§ **To do**:
Please output each entry exactly as it appears.

§ **Input material**:

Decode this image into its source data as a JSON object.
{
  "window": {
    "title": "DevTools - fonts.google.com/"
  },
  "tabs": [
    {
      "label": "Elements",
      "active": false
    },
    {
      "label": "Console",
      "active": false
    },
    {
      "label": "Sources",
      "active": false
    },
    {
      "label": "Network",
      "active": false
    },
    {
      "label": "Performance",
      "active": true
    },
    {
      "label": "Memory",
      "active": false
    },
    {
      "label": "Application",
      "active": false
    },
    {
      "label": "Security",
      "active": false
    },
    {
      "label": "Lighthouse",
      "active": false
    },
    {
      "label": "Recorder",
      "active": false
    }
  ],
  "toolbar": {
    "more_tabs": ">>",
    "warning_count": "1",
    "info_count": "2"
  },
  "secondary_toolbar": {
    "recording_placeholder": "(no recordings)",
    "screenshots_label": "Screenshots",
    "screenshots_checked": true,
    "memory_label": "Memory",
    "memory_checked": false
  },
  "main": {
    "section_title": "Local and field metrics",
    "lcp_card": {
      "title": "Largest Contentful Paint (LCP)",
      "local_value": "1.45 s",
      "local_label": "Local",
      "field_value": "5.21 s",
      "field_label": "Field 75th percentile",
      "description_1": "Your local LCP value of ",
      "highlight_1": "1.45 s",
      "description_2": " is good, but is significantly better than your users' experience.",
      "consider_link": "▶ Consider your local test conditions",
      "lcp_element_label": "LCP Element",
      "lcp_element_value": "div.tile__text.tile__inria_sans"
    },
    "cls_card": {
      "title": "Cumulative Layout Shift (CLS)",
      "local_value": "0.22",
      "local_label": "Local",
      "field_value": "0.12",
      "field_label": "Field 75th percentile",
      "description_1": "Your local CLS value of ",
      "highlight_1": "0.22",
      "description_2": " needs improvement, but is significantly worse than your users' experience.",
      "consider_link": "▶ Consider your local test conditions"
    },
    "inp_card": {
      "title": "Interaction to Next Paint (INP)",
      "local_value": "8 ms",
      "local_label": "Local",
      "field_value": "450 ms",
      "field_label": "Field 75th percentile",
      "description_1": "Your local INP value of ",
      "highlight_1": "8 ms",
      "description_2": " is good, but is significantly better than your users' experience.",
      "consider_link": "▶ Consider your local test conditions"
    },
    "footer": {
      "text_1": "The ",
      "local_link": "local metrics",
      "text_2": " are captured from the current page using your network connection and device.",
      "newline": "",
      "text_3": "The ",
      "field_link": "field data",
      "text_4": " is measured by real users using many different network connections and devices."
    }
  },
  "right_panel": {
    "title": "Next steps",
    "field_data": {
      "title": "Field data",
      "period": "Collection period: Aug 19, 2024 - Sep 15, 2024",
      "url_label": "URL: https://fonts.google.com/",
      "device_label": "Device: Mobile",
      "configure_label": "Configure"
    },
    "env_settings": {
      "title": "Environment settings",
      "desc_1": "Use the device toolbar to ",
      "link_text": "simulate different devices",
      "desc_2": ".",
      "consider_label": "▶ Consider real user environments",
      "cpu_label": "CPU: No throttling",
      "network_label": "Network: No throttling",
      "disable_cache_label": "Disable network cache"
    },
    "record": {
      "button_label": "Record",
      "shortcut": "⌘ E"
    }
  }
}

§ **Response box**:
Decode this image into its source data as a JSON object.
{
  "window": {
    "title": "DevTools - fonts.google.com/"
  },
  "tabs": [
    {
      "label": "Elements",
      "active": false
    },
    {
      "label": "Console",
      "active": false
    },
    {
      "label": "Sources",
      "active": false
    },
    {
      "label": "Network",
      "active": false
    },
    {
      "label": "Performance",
      "active": true
    },
    {
      "label": "Memory",
      "active": false
    },
    {
      "label": "Application",
      "active": false
    },
    {
      "label": "Security",
      "active": false
    },
    {
      "label": "Lighthouse",
      "active": false
    },
    {
      "label": "Recorder",
      "active": false
    }
  ],
  "toolbar": {
    "more_tabs": ">>",
    "warning_count": "1",
    "info_count": "2"
  },
  "secondary_toolbar": {
    "recording_placeholder": "(no recordings)",
    "screenshots_label": "Screenshots",
    "screenshots_checked": true,
    "memory_label": "Memory",
    "memory_checked": false
  },
  "main": {
    "section_title": "Local and field metrics",
    "lcp_card": {
      "title": "Largest Contentful Paint (LCP)",
      "local_value": "1.45 s",
      "local_label": "Local",
      "field_value": "5.21 s",
      "field_label": "Field 75th percentile",
      "description_1": "Your local LCP value of ",
      "highlight_1": "1.45 s",
      "description_2": " is good, but is significantly better than your users' experience.",
      "consider_link": "▶ Consider your local test conditions",
      "lcp_element_label": "LCP Element",
      "lcp_element_value": "div.tile__text.tile__inria_sans"
    },
    "cls_card": {
      "title": "Cumulative Layout Shift (CLS)",
      "local_value": "0.22",
      "local_label": "Local",
      "field_value": "0.12",
      "field_label": "Field 75th percentile",
      "description_1": "Your local CLS value of ",
      "highlight_1": "0.22",
      "description_2": " needs improvement, but is significantly worse than your users' experience.",
      "consider_link": "▶ Consider your local test conditions"
    },
    "inp_card": {
      "title": "Interaction to Next Paint (INP)",
      "local_value": "8 ms",
      "local_label": "Local",
      "field_value": "450 ms",
      "field_label": "Field 75th percentile",
      "description_1": "Your local INP value of ",
      "highlight_1": "8 ms",
      "description_2": " is good, but is significantly better than your users' experience.",
      "consider_link": "▶ Consider your local test conditions"
    },
    "footer": {
      "text_1": "The ",
      "local_link": "local metrics",
      "text_2": " are captured from the current page using your network connection and device.",
      "newline": "",
      "text_3": "The ",
      "field_link": "field data",
      "text_4": " is measured by real users using many different network connections and devices."
    }
  },
  "right_panel": {
    "title": "Next steps",
    "field_data": {
      "title": "Field data",
      "period": "Collection period: Aug 19, 2024 - Sep 15, 2024",
      "url_label": "URL: https://fonts.google.com/",
      "device_label": "Device: Mobile",
      "configure_label": "Configure"
    },
    "env_settings": {
      "title": "Environment settings",
      "desc_1": "Use the device toolbar to ",
      "link_text": "simulate different devices",
      "desc_2": ".",
      "consider_label": "▶ Consider real user environments",
      "cpu_label": "CPU: No throttling",
      "network_label": "Network: No throttling",
      "disable_cache_label": "Disable network cache"
    },
    "record": {
      "button_label": "Record",
      "shortcut": "⌘ E"
    }
  }
}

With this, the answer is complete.